Controlling for factors other than safety, economists measure how much more garbage collectors have to be paid than maintenance workers in order accept their job’s risks. The small differences in wages earned per garbage collector, adjusted by risk, add up to a big number that becomes the VSL. As you might imagine, then, the statistical value of an American life varies widely, depending on what examples you’re using to calculate it. A 2003 review of the literature found that VSLs can range from less than $1 million to more than $20 million.

The VSL can be a valuable tool with legitimate applications, but Krueger, Roney, and Trudy Ann Cameron, an economist at the University of Oregon, all doubt that it should be used to calculate compensation for victims of wrongful death and imprisonment. For one thing, they say, the VSL is an aggregate meant to help make cost-benefit analyses; it’s not the literal value of an individual life. For another, the circumstances we use to calculate VSL aren’t analogous to prison or certain death. It’s not certain that you’ll crash your car and need an air bag to save your life. In fact, most people won’t. So the question “What would you pay for the added safety?” includes the understanding that you, personally, probably won’t need it.

“But you’re 20 years old. How much would you pay to not spend the next 20 years in prison for something you didn’t do?” Roney asked me. It doesn’t take much thought to see that the answer, in a pure dollar amount, would be very different.

So if VSL isn’t a good way to calculate damages for the wrongfully convicted, what is? In wrongful-injury and death cases, Roney told me, the law allows compensation based on lost earnings. But that too is a flawed measure. “He’s also lost his freedom, and that’s certainly worth an infinite amount to almost everyone,” Roney said. “How do you compensate for that? My view of that is, I don’t know.”

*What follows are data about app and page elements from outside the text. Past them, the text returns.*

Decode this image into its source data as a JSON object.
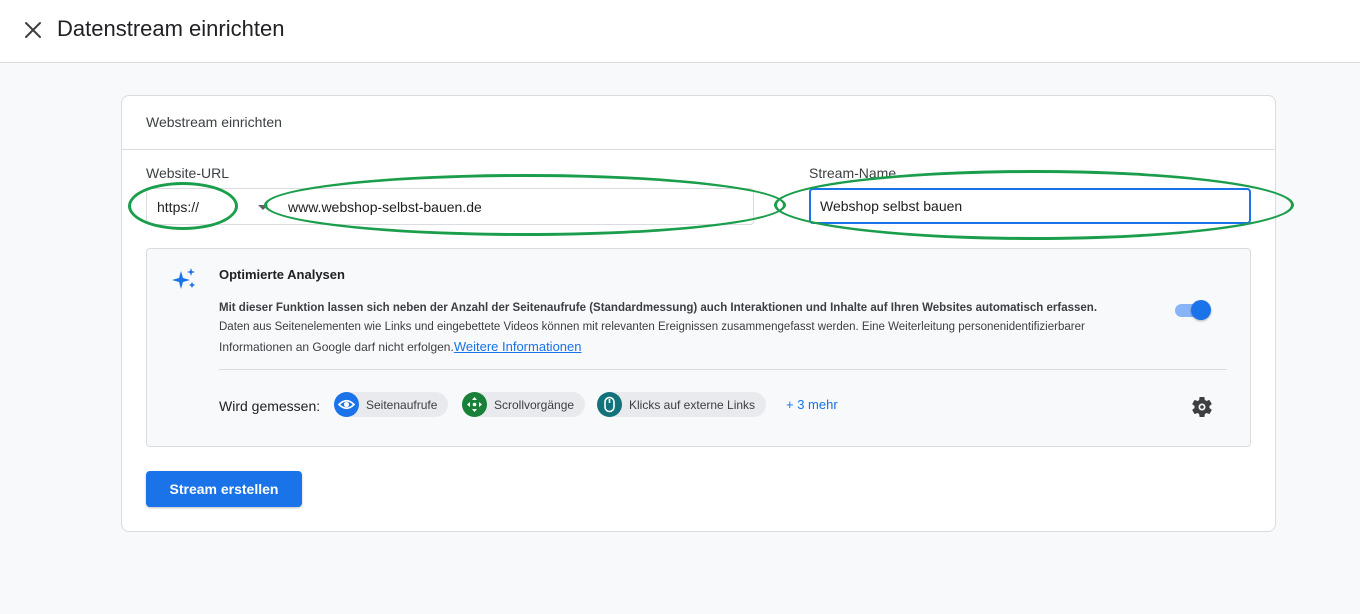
{
  "header": {
    "title": "Datenstream einrichten",
    "close_icon": "close-icon"
  },
  "card": {
    "title": "Webstream einrichten",
    "url_label": "Website-URL",
    "protocol_value": "https://",
    "url_value": "www.webshop-selbst-bauen.de",
    "stream_name_label": "Stream-Name",
    "stream_name_value": "Webshop selbst bauen"
  },
  "analysis": {
    "icon": "sparkle-icon",
    "title": "Optimierte Analysen",
    "line1": "Mit dieser Funktion lassen sich neben der Anzahl der Seitenaufrufe (Standardmessung) auch Interaktionen und Inhalte auf Ihren Websites automatisch erfassen.",
    "line2": "Daten aus Seitenelementen wie Links und eingebettete Videos können mit relevanten Ereignissen zusammengefasst werden. Eine Weiterleitung personenidentifizierbarer",
    "line3": "Informationen an Google darf nicht erfolgen.",
    "link": "Weitere Informationen",
    "toggle_on": true,
    "measured_label": "Wird gemessen:",
    "chips": [
      {
        "label": "Seitenaufrufe",
        "icon": "eye-icon",
        "color": "#1a73e8"
      },
      {
        "label": "Scrollvorgänge",
        "icon": "scroll-arrows-icon",
        "color": "#188038"
      },
      {
        "label": "Klicks auf externe Links",
        "icon": "mouse-icon",
        "color": "#12737b"
      }
    ],
    "more": "+ 3 mehr",
    "settings_icon": "gear-icon"
  },
  "button": {
    "label": "Stream erstellen"
  },
  "colors": {
    "accent": "#1a73e8",
    "annotation": "#1a9e4b"
  }
}
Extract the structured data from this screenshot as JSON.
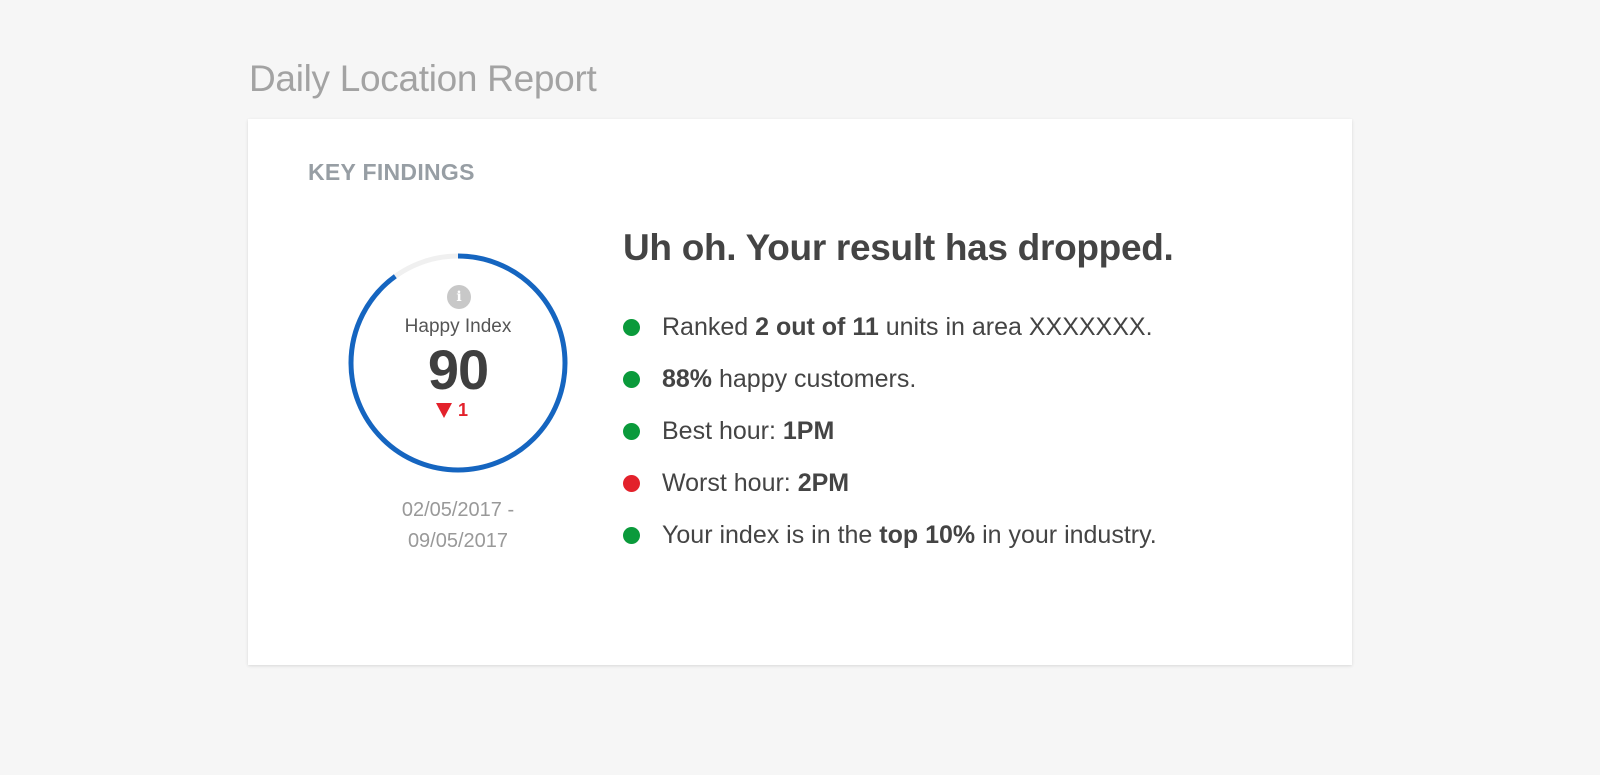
{
  "page": {
    "title": "Daily Location Report"
  },
  "card": {
    "section_label": "KEY FINDINGS",
    "gauge": {
      "info_icon": "info-icon",
      "label": "Happy Index",
      "value": "90",
      "delta": "1",
      "delta_direction": "down",
      "progress_fraction": 0.9,
      "track_color": "#f0f0f0",
      "arc_color": "#1565c0"
    },
    "date_range": {
      "start": "02/05/2017 -",
      "end": "09/05/2017"
    },
    "headline": "Uh oh. Your result has dropped.",
    "findings": [
      {
        "status": "good",
        "pre": "Ranked ",
        "bold": "2 out of 11",
        "post": " units in area XXXXXXX."
      },
      {
        "status": "good",
        "pre": "",
        "bold": "88%",
        "post": " happy customers."
      },
      {
        "status": "good",
        "pre": "Best hour: ",
        "bold": "1PM",
        "post": ""
      },
      {
        "status": "bad",
        "pre": "Worst hour: ",
        "bold": "2PM",
        "post": ""
      },
      {
        "status": "good",
        "pre": "Your index is in the ",
        "bold": "top 10%",
        "post": " in your industry."
      }
    ],
    "status_colors": {
      "good": "#0a9a3b",
      "bad": "#e3212b"
    }
  }
}
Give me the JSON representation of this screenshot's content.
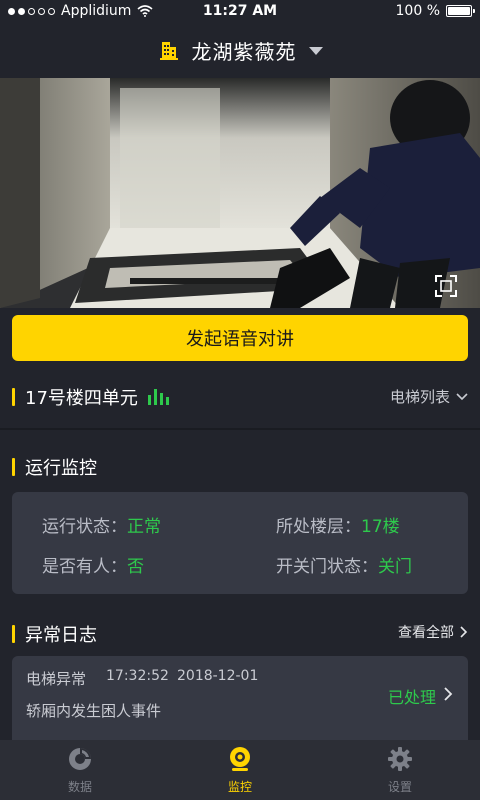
{
  "status_bar": {
    "carrier": "Applidium",
    "time": "11:27 AM",
    "battery": "100 %"
  },
  "header": {
    "community_name": "龙湖紫薇苑"
  },
  "video": {
    "fullscreen_icon": "fullscreen-icon"
  },
  "voice_button": {
    "label": "发起语音对讲"
  },
  "elevator": {
    "unit_name": "17号楼四单元",
    "list_label": "电梯列表"
  },
  "monitor": {
    "title": "运行监控",
    "items": [
      {
        "label": "运行状态：",
        "value": "正常"
      },
      {
        "label": "所处楼层：",
        "value": "17楼"
      },
      {
        "label": "是否有人：",
        "value": "否"
      },
      {
        "label": "开关门状态：",
        "value": "关门"
      }
    ]
  },
  "logs": {
    "title": "异常日志",
    "view_all": "查看全部",
    "entries": [
      {
        "type": "电梯异常",
        "time": "17:32:52",
        "date": "2018-12-01",
        "description": "轿厢内发生困人事件",
        "status": "已处理"
      }
    ]
  },
  "tabbar": {
    "tabs": [
      {
        "label": "数据",
        "icon": "data-chart-icon"
      },
      {
        "label": "监控",
        "icon": "camera-icon"
      },
      {
        "label": "设置",
        "icon": "gear-icon"
      }
    ]
  },
  "colors": {
    "accent": "#ffd400",
    "success": "#2ec94c",
    "background": "#22242c",
    "card": "#363944"
  }
}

Cameron went a step further. In an email, she told me that statisticians can research past compensation awards, though this research would be limited by the relatively small number of such cases and might not be generalizable. But in any event, what the average compensation has been is not the same as what it should be. And, she wrote, “the ‘should’ question is something beyond what economists can address.”

The reality is that value lost to wrongful death and imprisonment is impossible to calculate scientifically. “It’s very difficult to measure an individual’s utility,” Roney said. “I don’t know how we can devise an experiment that would see how much he would be willing to pay to get out of prison.” There are things that science simply can’t measure. And most of them involve people. In fact, to Krueger, that’s the difference between a soft science, like economics, and a hard science, like chemistry.

“You can mix two beakers of one solution with a beaker of another solution and you always get the same result. But you can’t do that in economics,” he said. “We have good theories and good predictions about how people will behave, but in reality people behave all over the board.”

In a case just this week, a jury in Los Angeles awarded $2.2 million to the family of Christian Eaddy, a 26-year-old black man who was shot and killed by police in 2013. It’s not yet clear how that amount was calculated and, as with the ruling in Sherrod’s case, there’s no guarantee that it will stick. But one thing is clear — it could never be enough to replace him.